- [Directions] Each line of the records is to be copied verbatim.

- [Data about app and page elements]

>>>

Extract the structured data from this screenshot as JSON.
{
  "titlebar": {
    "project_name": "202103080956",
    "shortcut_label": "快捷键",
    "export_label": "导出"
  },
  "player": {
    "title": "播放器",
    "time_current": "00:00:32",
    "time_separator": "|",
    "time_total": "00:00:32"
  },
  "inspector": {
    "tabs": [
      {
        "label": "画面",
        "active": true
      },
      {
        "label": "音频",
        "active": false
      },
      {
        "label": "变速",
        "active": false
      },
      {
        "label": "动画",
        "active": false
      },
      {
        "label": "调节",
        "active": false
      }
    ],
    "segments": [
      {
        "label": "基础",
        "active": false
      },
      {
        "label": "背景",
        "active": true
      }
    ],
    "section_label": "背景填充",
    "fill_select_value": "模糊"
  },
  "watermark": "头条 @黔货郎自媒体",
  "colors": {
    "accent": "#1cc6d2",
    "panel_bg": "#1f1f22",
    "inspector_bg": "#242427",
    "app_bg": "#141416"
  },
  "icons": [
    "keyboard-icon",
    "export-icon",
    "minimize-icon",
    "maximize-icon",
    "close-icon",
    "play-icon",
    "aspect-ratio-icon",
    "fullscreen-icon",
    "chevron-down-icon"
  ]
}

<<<

- [Worked solution]
Extract the structured data from this screenshot as JSON.
{
  "titlebar": {
    "project_name": "202103080956",
    "shortcut_label": "快捷键",
    "export_label": "导出"
  },
  "player": {
    "title": "播放器",
    "time_current": "00:00:32",
    "time_separator": "|",
    "time_total": "00:00:32"
  },
  "inspector": {
    "tabs": [
      {
        "label": "画面",
        "active": true
      },
      {
        "label": "音频",
        "active": false
      },
      {
        "label": "变速",
        "active": false
      },
      {
        "label": "动画",
        "active": false
      },
      {
        "label": "调节",
        "active": false
      }
    ],
    "segments": [
      {
        "label": "基础",
        "active": false
      },
      {
        "label": "背景",
        "active": true
      }
    ],
    "section_label": "背景填充",
    "fill_select_value": "模糊"
  },
  "watermark": "头条 @黔货郎自媒体",
  "colors": {
    "accent": "#1cc6d2",
    "panel_bg": "#1f1f22",
    "inspector_bg": "#242427",
    "app_bg": "#141416"
  },
  "icons": [
    "keyboard-icon",
    "export-icon",
    "minimize-icon",
    "maximize-icon",
    "close-icon",
    "play-icon",
    "aspect-ratio-icon",
    "fullscreen-icon",
    "chevron-down-icon"
  ]
}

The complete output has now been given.